September 15, 2023
BEIJING – The Walt Disney Co, the world’s largest licensor by retail sales, is rolling out a new cross-border strategy to facilitate brands in China to better land their Disney licensed products abroad, amid its continuous efforts to boost its franchised products to attract more young and family consumers.
According to License Global’s Top Global Licensors Report 2023, the value of Disney’s licensing business reached $61.7 billion last year, ranking No 1 globally.
Kermid Rahman, general manager and senior vice-president of consumer products for the Walt Disney Co China and South Korea, said at the annual consumer products showcase convention on Tuesday that the company has initiated a cross-board strategy in China, to help Chinese companies get more distribution and retail access overseas. At the same time, they are eyeing more international brands to expand their footprint in China.
The new strategy is being launched as more Chinese firms are gaining experience in product development, quality control and digitalization in recent years, and are becoming increasingly competitive in international markets, said Rahman.
Disney will assess the possibility of cross-border collaboration with its partners in terms of product development, distribution channels, integrated marketing capabilities, brand management, financial capacities and corporate values, said the general manager.
The consumer product unit’s revenue in China has seen double-digit growth this fiscal year. Disney’s e-commerce marketplace in China, shopDisney, is on the same pace, according to the company.
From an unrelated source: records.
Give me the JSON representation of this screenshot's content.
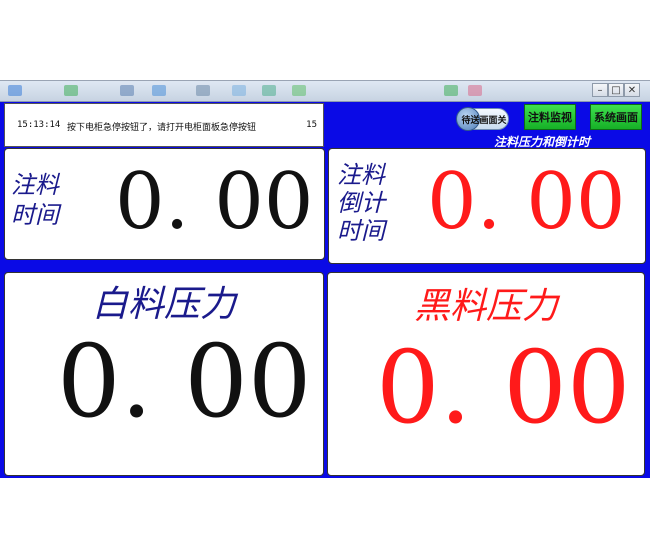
{
  "window": {
    "buttons": {
      "minimize": "–",
      "maximize": "□",
      "close": "✕"
    }
  },
  "message_bar": {
    "time": "15:13:14",
    "text": "按下电柜急停按钮了，请打开电柜面板急停按钮",
    "count": "15"
  },
  "header": {
    "toggle_label": "待送画面关",
    "inject_monitor_button": "注料监视",
    "system_screen_button": "系统画面",
    "section_title": "注料压力和倒计时"
  },
  "panels": {
    "inject_time": {
      "label_line1": "注料",
      "label_line2": "时间",
      "value": "0. 00"
    },
    "countdown": {
      "label_line1": "注料",
      "label_line2": "倒计",
      "label_line3": "时间",
      "value": "0. 00"
    },
    "white_pressure": {
      "label": "白料压力",
      "value": "0. 00"
    },
    "black_pressure": {
      "label": "黑料压力",
      "value": "0. 00"
    }
  },
  "colors": {
    "background_blue": "#0a0ae6",
    "label_navy": "#1a1a8c",
    "value_black": "#111111",
    "value_red": "#ff1a1a",
    "button_green": "#22c634"
  }
}
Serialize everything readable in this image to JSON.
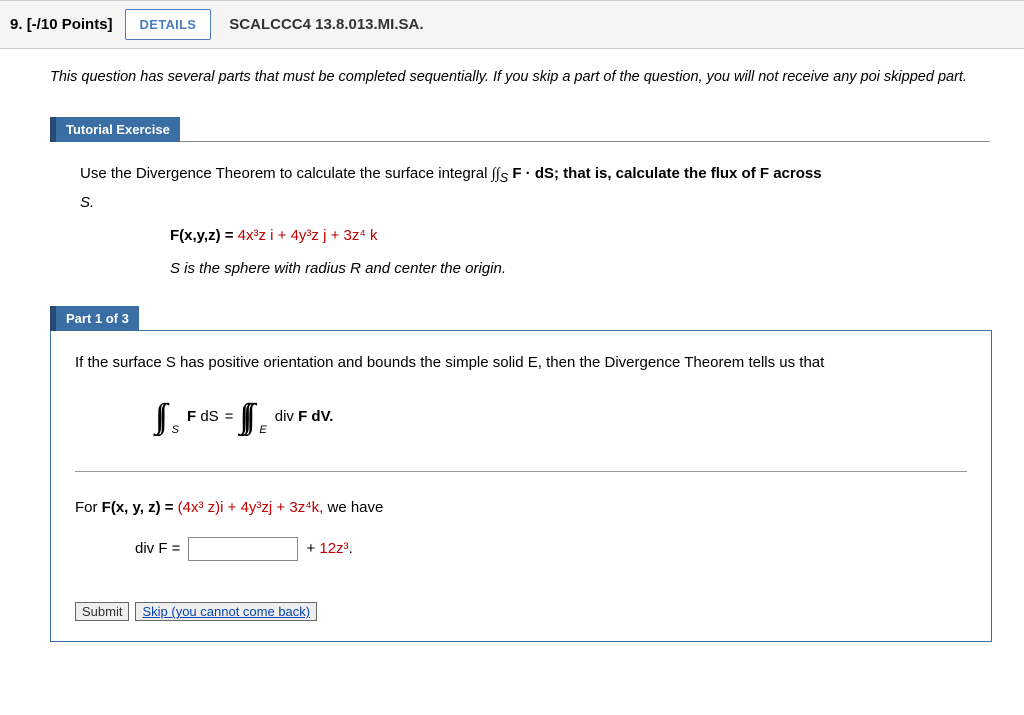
{
  "header": {
    "number": "9.",
    "points": "[-/10 Points]",
    "details_btn": "DETAILS",
    "assignment": "SCALCCC4 13.8.013.MI.SA."
  },
  "instruction": "This question has several parts that must be completed sequentially. If you skip a part of the question, you will not receive any poi\nskipped part.",
  "tutorial": {
    "title": "Tutorial Exercise",
    "intro_pre": "Use the Divergence Theorem to calculate the surface integral ",
    "intro_int": "∫∫",
    "intro_sub": "S",
    "intro_mid": " F · dS; that is, calculate the flux of F across",
    "intro_line2": "S.",
    "formula_label": "F(x,y,z) = ",
    "formula_body": "4x³z i + 4y³z j + 3z⁴ k",
    "sphere_desc": "S is the sphere with radius R and center the origin."
  },
  "part1": {
    "title": "Part 1 of 3",
    "text1": "If the surface S has positive orientation and bounds the simple solid E, then the Divergence Theorem tells us that",
    "eq_F": "F",
    "eq_dS": " dS",
    "eq_equals": " = ",
    "eq_div": "div ",
    "eq_Fdv": "F dV.",
    "text2_pre": "For  ",
    "text2_F": "F(x, y, z) = ",
    "text2_body": "(4x³ z)i + 4y³zj + 3z⁴k,",
    "text2_post": "  we have",
    "div_label": "div F  = ",
    "div_after": " + ",
    "div_red": "12z³",
    "div_period": "."
  },
  "buttons": {
    "submit": "Submit",
    "skip": "Skip (you cannot come back)"
  }
}
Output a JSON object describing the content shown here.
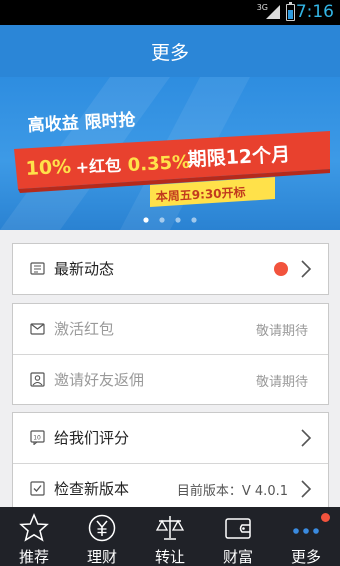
{
  "status_bar": {
    "network": "3G",
    "time": "7:16"
  },
  "header": {
    "title": "更多"
  },
  "banner": {
    "line1": "高收益  限时抢",
    "rate": "10%",
    "plus": "+红包",
    "bonus": "0.35%",
    "term": "期限12个月",
    "schedule": "本周五9:30开标",
    "page_indicator": {
      "count": 4,
      "active": 0
    }
  },
  "groups": [
    {
      "rows": [
        {
          "label": "最新动态",
          "has_new": true
        }
      ]
    },
    {
      "rows": [
        {
          "label": "激活红包",
          "hint": "敬请期待"
        },
        {
          "label": "邀请好友返佣",
          "hint": "敬请期待"
        }
      ]
    },
    {
      "rows": [
        {
          "label": "给我们评分"
        },
        {
          "label": "检查新版本",
          "version": "目前版本：V 4.0.1"
        }
      ]
    }
  ],
  "tabs": [
    {
      "label": "推荐",
      "icon": "star-icon"
    },
    {
      "label": "理财",
      "icon": "yen-coin-icon"
    },
    {
      "label": "转让",
      "icon": "scale-icon"
    },
    {
      "label": "财富",
      "icon": "wallet-icon"
    },
    {
      "label": "更多",
      "icon": "more-dots-icon",
      "active": true
    }
  ],
  "colors": {
    "header": "#2b86d7",
    "tabbar": "#202228",
    "accent_red": "#f2533d",
    "banner_ribbon": "#e8412e",
    "banner_yellow": "#ffe14a"
  }
}
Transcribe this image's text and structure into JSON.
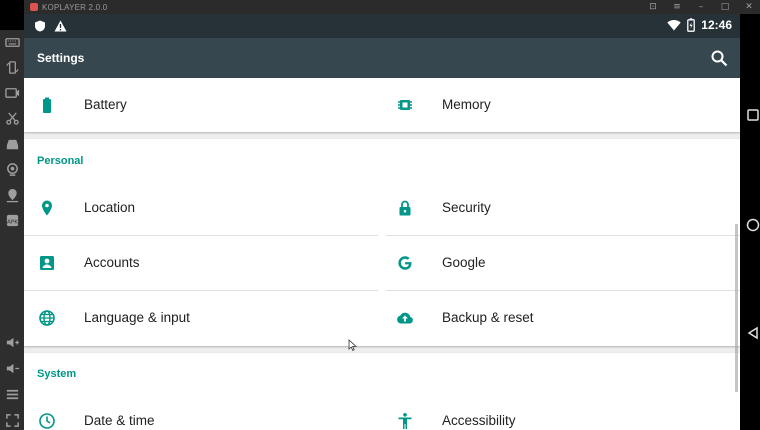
{
  "emulator": {
    "title": "KOPLAYER 2.0.0"
  },
  "status_bar": {
    "time": "12:46"
  },
  "app_bar": {
    "title": "Settings"
  },
  "sections": {
    "device_partial": {
      "items": [
        {
          "label": "Battery",
          "icon": "battery-icon"
        },
        {
          "label": "Memory",
          "icon": "memory-icon"
        }
      ]
    },
    "personal": {
      "header": "Personal",
      "items": [
        {
          "label": "Location",
          "icon": "location-icon"
        },
        {
          "label": "Security",
          "icon": "lock-icon"
        },
        {
          "label": "Accounts",
          "icon": "accounts-icon"
        },
        {
          "label": "Google",
          "icon": "google-icon"
        },
        {
          "label": "Language & input",
          "icon": "globe-icon"
        },
        {
          "label": "Backup & reset",
          "icon": "cloud-upload-icon"
        }
      ]
    },
    "system": {
      "header": "System",
      "items": [
        {
          "label": "Date & time",
          "icon": "clock-icon"
        },
        {
          "label": "Accessibility",
          "icon": "accessibility-icon"
        }
      ]
    }
  },
  "colors": {
    "accent": "#009688",
    "status_bar": "#263238",
    "app_bar": "#37474f",
    "background": "#eeeeee"
  }
}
Some 800 million Frozen licensed products have been sold in China in the past decade. The World of Frozen, inspired by the animated film of the same title, will open to the public in Hong Kong Disneyland in November.
In addition to its cross-border strategy, Disney continues to innovate its products and strengthen connections with Chinese consumers via integrated marketing, to maintain growth momentum.
Disney China’s creative teams develop more than 200 new product designs daily on average. Of them, around 80 percent will be realized into products, with idea materialization taking 12 to 18 months, said the company.
Apparel, toys, cosmetics and foods are the categories that have enjoyed the most rapid development in the past decade. Disney’s licensed plush toys have grown 50 percent on average annually in the past three years.
Disney shares with its partners the market insights the company has observed about Generation Z — those born between the mid-1990s and early 2010s — and Gen Alpha — born after the 2010s. For instance, following the pet-loving trend among the Gen Z, Lucifer, the cat of Cinderella’s stepmother, has been developed into a popular toy with a cool personality that young people adore.
“We will continue to grow our core brand and franchises through our combined efforts, and deepen our emotional connection with Chinese consumers by keeping ahead of new trends, tracking changing consumer performances and behaviors, and staying closer to what consumers need,” said John Hsu, managing director of the Walt Disney Co China.